- It paves the way for commercial exploitation of these minerals through auctions, which can be conducted by the Centre or states.
- A competitive royalty rate ensures that bidders would be attracted to the future auctions.
- Item No. 55 of The Second Schedule of the MMDR Act, 1957 specifies a royalty rate of 12% of the average sale price (ASP) for minerals that are not specifically listed in that Schedule.
- This rate is much higher than global benchmarks.
Lower royalty rates
- After the Cabinet’s decision, lithium mining will attract a royalty of 3% based on the London Metal Exchange price.
- Niobium too, will be subject to 3% royalty calculated on the ASP.
- REEs will have a royalty of 1% based on the ASP of the Rare Earth Oxide (the ore in which the REE is most commonly found).
- These critical minerals are also seen as an important prerequisite for India to meet its commitment to energy transition, and to achieve net-zero emissions by 2070.
Push for lithium
- India currently imports all the lithium it needs.
- The domestic exploration push goes beyond the J&K exploration.
- It includes exploratory work to extract lithium from the brine pools of Rajasthan and Gujarat, and the mica belts of Odisha and Chhattisgarh.
- China is a major source of lithium-ion energy storage products that are imported into the country.
- India is a late mover in attempts to enter the lithium value chain.
REEs value chain
- The rare earths constitute another hurdle in the EV supply chain.
- Much of the worldwide production is either sourced from or processed in China.

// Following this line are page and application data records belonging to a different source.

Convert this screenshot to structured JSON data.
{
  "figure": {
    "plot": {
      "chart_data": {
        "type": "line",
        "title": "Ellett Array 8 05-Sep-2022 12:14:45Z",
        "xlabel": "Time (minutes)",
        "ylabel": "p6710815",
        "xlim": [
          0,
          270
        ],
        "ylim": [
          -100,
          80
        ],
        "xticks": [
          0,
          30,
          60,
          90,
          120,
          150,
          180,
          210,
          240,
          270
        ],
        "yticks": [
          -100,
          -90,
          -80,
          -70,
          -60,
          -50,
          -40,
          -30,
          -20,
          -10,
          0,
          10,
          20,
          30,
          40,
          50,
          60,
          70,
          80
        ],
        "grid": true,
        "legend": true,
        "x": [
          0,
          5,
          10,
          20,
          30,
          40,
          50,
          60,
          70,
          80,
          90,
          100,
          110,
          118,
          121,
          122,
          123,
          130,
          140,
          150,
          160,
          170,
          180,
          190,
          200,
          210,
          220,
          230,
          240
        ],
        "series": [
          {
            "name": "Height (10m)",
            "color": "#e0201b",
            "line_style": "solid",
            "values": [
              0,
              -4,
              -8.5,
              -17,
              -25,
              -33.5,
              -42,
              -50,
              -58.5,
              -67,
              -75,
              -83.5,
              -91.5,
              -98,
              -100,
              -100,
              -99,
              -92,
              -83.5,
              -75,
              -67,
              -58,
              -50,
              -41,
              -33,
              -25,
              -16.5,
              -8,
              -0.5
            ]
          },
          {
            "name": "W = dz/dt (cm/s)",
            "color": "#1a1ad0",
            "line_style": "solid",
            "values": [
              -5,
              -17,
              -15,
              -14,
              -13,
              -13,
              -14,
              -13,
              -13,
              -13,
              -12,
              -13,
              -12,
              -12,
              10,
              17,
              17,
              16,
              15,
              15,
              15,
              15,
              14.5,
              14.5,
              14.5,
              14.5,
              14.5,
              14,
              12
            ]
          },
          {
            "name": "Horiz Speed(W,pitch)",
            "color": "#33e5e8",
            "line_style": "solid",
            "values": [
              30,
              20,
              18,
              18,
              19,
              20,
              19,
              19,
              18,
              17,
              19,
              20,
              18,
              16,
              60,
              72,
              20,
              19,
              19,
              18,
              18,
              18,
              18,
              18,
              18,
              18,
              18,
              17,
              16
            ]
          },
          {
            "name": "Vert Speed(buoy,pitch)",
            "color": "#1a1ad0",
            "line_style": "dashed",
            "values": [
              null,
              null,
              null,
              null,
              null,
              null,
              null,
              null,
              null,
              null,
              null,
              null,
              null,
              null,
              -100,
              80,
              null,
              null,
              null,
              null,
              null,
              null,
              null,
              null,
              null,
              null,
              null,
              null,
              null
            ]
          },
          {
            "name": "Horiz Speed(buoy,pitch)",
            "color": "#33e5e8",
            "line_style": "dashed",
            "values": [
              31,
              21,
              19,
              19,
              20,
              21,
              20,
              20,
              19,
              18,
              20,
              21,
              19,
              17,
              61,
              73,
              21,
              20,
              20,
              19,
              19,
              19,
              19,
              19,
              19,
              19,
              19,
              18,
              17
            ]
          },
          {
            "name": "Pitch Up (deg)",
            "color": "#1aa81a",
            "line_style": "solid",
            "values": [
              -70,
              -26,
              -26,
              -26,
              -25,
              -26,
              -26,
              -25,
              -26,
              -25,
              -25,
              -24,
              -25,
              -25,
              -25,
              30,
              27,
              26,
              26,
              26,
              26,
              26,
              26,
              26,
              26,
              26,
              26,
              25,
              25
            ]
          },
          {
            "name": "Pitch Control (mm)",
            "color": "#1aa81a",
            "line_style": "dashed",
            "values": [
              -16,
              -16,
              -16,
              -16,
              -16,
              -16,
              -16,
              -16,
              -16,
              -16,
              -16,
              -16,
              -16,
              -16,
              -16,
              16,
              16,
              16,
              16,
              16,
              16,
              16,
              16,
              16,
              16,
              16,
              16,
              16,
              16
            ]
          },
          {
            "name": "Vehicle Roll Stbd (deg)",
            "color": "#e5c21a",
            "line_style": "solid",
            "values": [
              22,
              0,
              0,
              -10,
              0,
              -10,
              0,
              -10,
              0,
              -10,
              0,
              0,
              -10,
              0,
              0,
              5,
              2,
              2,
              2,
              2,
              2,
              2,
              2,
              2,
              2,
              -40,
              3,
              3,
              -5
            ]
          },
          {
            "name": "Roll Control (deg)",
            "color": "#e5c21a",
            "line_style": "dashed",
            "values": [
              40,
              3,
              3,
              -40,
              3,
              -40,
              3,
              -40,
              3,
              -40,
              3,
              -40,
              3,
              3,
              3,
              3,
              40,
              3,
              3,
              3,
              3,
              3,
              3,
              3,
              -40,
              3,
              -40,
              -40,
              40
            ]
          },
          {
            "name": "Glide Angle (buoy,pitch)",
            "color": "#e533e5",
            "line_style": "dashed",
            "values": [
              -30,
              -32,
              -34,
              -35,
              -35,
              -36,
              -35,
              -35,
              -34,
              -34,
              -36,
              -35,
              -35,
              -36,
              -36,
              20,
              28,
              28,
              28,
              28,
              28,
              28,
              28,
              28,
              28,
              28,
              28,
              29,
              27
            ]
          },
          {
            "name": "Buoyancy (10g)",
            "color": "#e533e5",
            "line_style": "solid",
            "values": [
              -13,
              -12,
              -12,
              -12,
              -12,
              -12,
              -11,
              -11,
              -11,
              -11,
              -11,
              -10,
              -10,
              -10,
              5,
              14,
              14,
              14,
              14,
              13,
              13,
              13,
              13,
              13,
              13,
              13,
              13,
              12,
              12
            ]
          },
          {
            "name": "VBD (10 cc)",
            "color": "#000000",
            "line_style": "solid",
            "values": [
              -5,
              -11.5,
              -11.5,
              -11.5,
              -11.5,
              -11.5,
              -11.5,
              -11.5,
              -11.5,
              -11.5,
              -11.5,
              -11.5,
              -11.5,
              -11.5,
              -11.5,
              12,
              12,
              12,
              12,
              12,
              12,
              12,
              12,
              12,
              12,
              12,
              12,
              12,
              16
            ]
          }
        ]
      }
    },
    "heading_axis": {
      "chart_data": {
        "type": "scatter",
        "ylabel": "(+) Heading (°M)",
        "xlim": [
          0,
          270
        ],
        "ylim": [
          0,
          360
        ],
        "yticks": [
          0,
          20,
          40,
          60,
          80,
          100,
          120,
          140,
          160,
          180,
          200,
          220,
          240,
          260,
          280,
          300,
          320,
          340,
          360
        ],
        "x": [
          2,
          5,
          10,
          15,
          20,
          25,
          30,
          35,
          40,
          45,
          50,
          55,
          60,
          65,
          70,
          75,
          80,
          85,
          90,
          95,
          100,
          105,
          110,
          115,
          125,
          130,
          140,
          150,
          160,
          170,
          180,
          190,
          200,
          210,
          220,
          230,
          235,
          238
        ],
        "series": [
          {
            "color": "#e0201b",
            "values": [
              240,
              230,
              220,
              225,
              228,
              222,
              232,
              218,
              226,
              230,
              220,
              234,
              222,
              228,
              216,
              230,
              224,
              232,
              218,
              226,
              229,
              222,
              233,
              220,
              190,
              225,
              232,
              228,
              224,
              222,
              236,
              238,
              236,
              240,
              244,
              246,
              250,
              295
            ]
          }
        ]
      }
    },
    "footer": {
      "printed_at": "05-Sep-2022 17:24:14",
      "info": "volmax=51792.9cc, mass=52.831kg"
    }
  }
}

- In an EV, the rare earth elements are used in the motors and not the batteries.
- Rare earths are typically mined by digging vast open pits, which can contaminate the environment and disrupt ecosystems.
- When poorly regulated, mining can produce waste-water ponds filled with acids, heavy metals, and radioactive material that might seep into groundwater.

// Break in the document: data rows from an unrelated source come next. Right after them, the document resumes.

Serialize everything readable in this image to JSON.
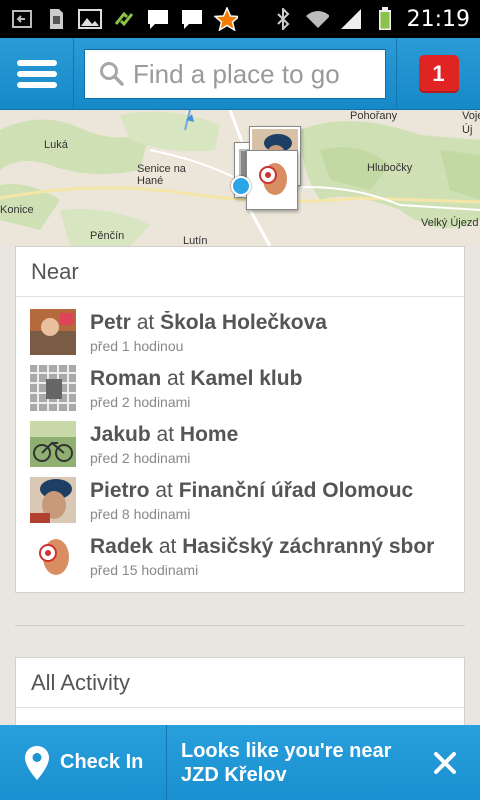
{
  "status_bar": {
    "time": "21:19",
    "icons": [
      "back-icon",
      "sim-icon",
      "image-icon",
      "sync-icon",
      "chat-icon",
      "chat-icon",
      "star-icon",
      "bluetooth-icon",
      "wifi-icon",
      "signal-icon",
      "battery-icon"
    ]
  },
  "header": {
    "search_placeholder": "Find a place to go",
    "notification_count": "1"
  },
  "map": {
    "labels": [
      "Luká",
      "Senice na Hané",
      "Konice",
      "Pěnčín",
      "Lutín",
      "Pohořany",
      "Hlubočky",
      "Velký Újezd",
      "Voje",
      "Új"
    ]
  },
  "near": {
    "title": "Near",
    "connector": "at",
    "items": [
      {
        "name": "Petr",
        "place": "Škola Holečkova",
        "time": "před 1 hodinou"
      },
      {
        "name": "Roman",
        "place": "Kamel klub",
        "time": "před 2 hodinami"
      },
      {
        "name": "Jakub",
        "place": "Home",
        "time": "před 2 hodinami"
      },
      {
        "name": "Pietro",
        "place": "Finanční úřad Olomouc",
        "time": "před 8 hodinami"
      },
      {
        "name": "Radek",
        "place": "Hasičský záchranný sbor",
        "time": "před 15 hodinami"
      }
    ]
  },
  "all_activity": {
    "title": "All Activity"
  },
  "bottom_bar": {
    "checkin_label": "Check In",
    "near_message": "Looks like you're near JZD Křelov"
  },
  "colors": {
    "accent": "#1a8fcf",
    "badge": "#e02424"
  }
}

Niobium: for alloys
- Niobium is a silvery metal with a layer of oxide on its surface.
- It makes it resistant to corrosion.
- It is used in alloys, including stainless steel, to improve their strength, particularly at low temperatures.

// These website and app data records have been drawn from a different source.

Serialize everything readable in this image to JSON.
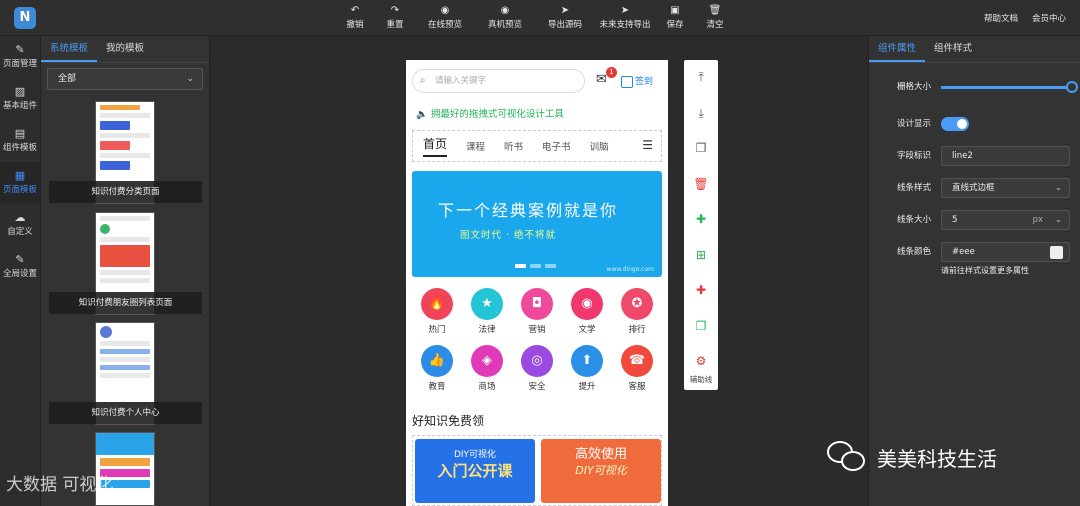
{
  "toolbar": {
    "logo": "N",
    "items": [
      {
        "icon": "undo-icon",
        "label": "撤销"
      },
      {
        "icon": "redo-icon",
        "label": "重置"
      },
      {
        "icon": "eye-icon",
        "label": "在线预览"
      },
      {
        "icon": "eye-icon",
        "label": "真机预览"
      },
      {
        "icon": "send-icon",
        "label": "导出源码"
      },
      {
        "icon": "send-icon",
        "label": "未来支持导出"
      },
      {
        "icon": "save-icon",
        "label": "保存"
      },
      {
        "icon": "trash-icon",
        "label": "清空"
      }
    ],
    "help": "帮助文档",
    "member": "会员中心"
  },
  "rail": [
    {
      "label": "页面管理",
      "icon": "pen-icon"
    },
    {
      "label": "基本组件",
      "icon": "image-icon"
    },
    {
      "label": "组件模板",
      "icon": "file-icon"
    },
    {
      "label": "页面模板",
      "icon": "page-icon",
      "active": true
    },
    {
      "label": "自定义",
      "icon": "cloud-icon"
    },
    {
      "label": "全局设置",
      "icon": "pen-icon"
    }
  ],
  "templates": {
    "tabs": [
      "系统模板",
      "我的模板"
    ],
    "filter": "全部",
    "items": [
      {
        "caption": "知识付费分类页面"
      },
      {
        "caption": "知识付费朋友圈列表页面"
      },
      {
        "caption": "知识付费个人中心"
      }
    ]
  },
  "phone": {
    "search_placeholder": "请输入关键字",
    "badge": "1",
    "signin": "签到",
    "notice": "拥最好的拖拽式可视化设计工具",
    "nav": [
      "首页",
      "课程",
      "听书",
      "电子书",
      "训脑"
    ],
    "banner": {
      "title": "下一个经典案例就是你",
      "subtitle": "图文时代 · 绝不将就",
      "url": "www.dingo.com"
    },
    "grid": [
      {
        "label": "热门",
        "color": "#f0445a",
        "icon": "flame-icon",
        "glyph": "🔥"
      },
      {
        "label": "法律",
        "color": "#22c4d6",
        "icon": "star-icon",
        "glyph": "★"
      },
      {
        "label": "营销",
        "color": "#f0489a",
        "icon": "bag-icon",
        "glyph": "◘"
      },
      {
        "label": "文学",
        "color": "#f0386e",
        "icon": "user-icon",
        "glyph": "◉"
      },
      {
        "label": "排行",
        "color": "#f04a6a",
        "icon": "medal-icon",
        "glyph": "✪"
      },
      {
        "label": "教育",
        "color": "#2b8de8",
        "icon": "thumb-icon",
        "glyph": "👍"
      },
      {
        "label": "商场",
        "color": "#e03ab8",
        "icon": "cart-icon",
        "glyph": "◈"
      },
      {
        "label": "安全",
        "color": "#9a4ae0",
        "icon": "lock-icon",
        "glyph": "◎"
      },
      {
        "label": "提升",
        "color": "#2a8fe6",
        "icon": "tray-icon",
        "glyph": "⬆"
      },
      {
        "label": "客服",
        "color": "#f04a3c",
        "icon": "chat-icon",
        "glyph": "☎"
      }
    ],
    "section_title": "好知识免费领",
    "card1": {
      "line1": "DIY可视化",
      "line2": "入门公开课"
    },
    "card2": {
      "line1": "高效使用",
      "line2": "DIY可视化"
    }
  },
  "floatbar": {
    "buttons": [
      {
        "icon": "move-up-icon",
        "glyph": "⤒",
        "color": "#555"
      },
      {
        "icon": "move-down-icon",
        "glyph": "⤓",
        "color": "#555"
      },
      {
        "icon": "copy-icon",
        "glyph": "❐",
        "color": "#555"
      },
      {
        "icon": "delete-icon",
        "glyph": "🗑",
        "color": "#e53935"
      },
      {
        "icon": "puzzle-icon",
        "glyph": "✚",
        "color": "#21b35a"
      },
      {
        "icon": "file-add-icon",
        "glyph": "⊞",
        "color": "#21b35a"
      },
      {
        "icon": "puzzle-icon",
        "glyph": "✚",
        "color": "#e53935"
      },
      {
        "icon": "copy-icon",
        "glyph": "❐",
        "color": "#21b35a"
      },
      {
        "icon": "settings-icon",
        "glyph": "⚙",
        "color": "#e53935"
      }
    ],
    "label": "辅助线"
  },
  "props": {
    "tabs": [
      "组件属性",
      "组件样式"
    ],
    "rows": [
      {
        "label": "栅格大小"
      },
      {
        "label": "设计显示"
      },
      {
        "label": "字段标识",
        "value": "line2"
      },
      {
        "label": "线条样式",
        "value": "直线式边框"
      },
      {
        "label": "线条大小",
        "value": "5",
        "unit": "px"
      },
      {
        "label": "线条颜色",
        "value": "#eee"
      }
    ],
    "hint": "请前往样式设置更多属性"
  },
  "watermark": {
    "left": "大数据 可视化",
    "right": "美美科技生活"
  }
}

- Alloys containing niobium are used in jet engines, beams and girders for buildings, and oil and gas pipelines.
- Given its superconducting properties, it is also used in magnets for particle accelerators and MRI scanners.
- The main source of this element is the mineral columbite.
It is found in countries such as Canada, Brazil, Australia, and Nigeria.
AGRI INSTITUTE TO BE NAMED AFTER MS SWAMINATHAN
- Thanjavur-based Agricultural College and Research Institute will be renamed after the iconic scientist, Dr MS Swaminathan.
- It will be called as Dr MS Swaminathan Agricultural College and Research Institute.
- An award will be instituted in Swaminathan’s name to honour toppers in plant propagation and genetics in the Tamil Nadu Agricultural University.
- Dr M S Swaminathan is recipient of a number of national and international recognitions including Padma Vibushan and Magsaysay Award.
PROTECTED AGRICULTURAL ZONE
- The Tamil Nadu assembly adopted a Bill to amend the Tamil Nadu Protected Agricultural Zone Development Act to declare Mayiladuthrai as one of the districts in the protected agricultural zone in the Cauvery delta.
- The Bill also includes ‘animal husbandry and inland fishery’ within the ambit of the term ‘agriculture’.
- The State government had enacted the Tamil Nadu Protected Agricultural Zone Development Act, 2020.
- The act bans new industrial activities in the protected agricultural zone.
- This includes exploration, drilling and extraction of oil and natural gas including coal-bed methane, shale gas and other similar hydrocarbons and ship breaking industry.
- The protected zone includes Thanjavur, Thiruvarur and Nagapattinam districts and some blocks in Cuddalore and Pudukottai districts.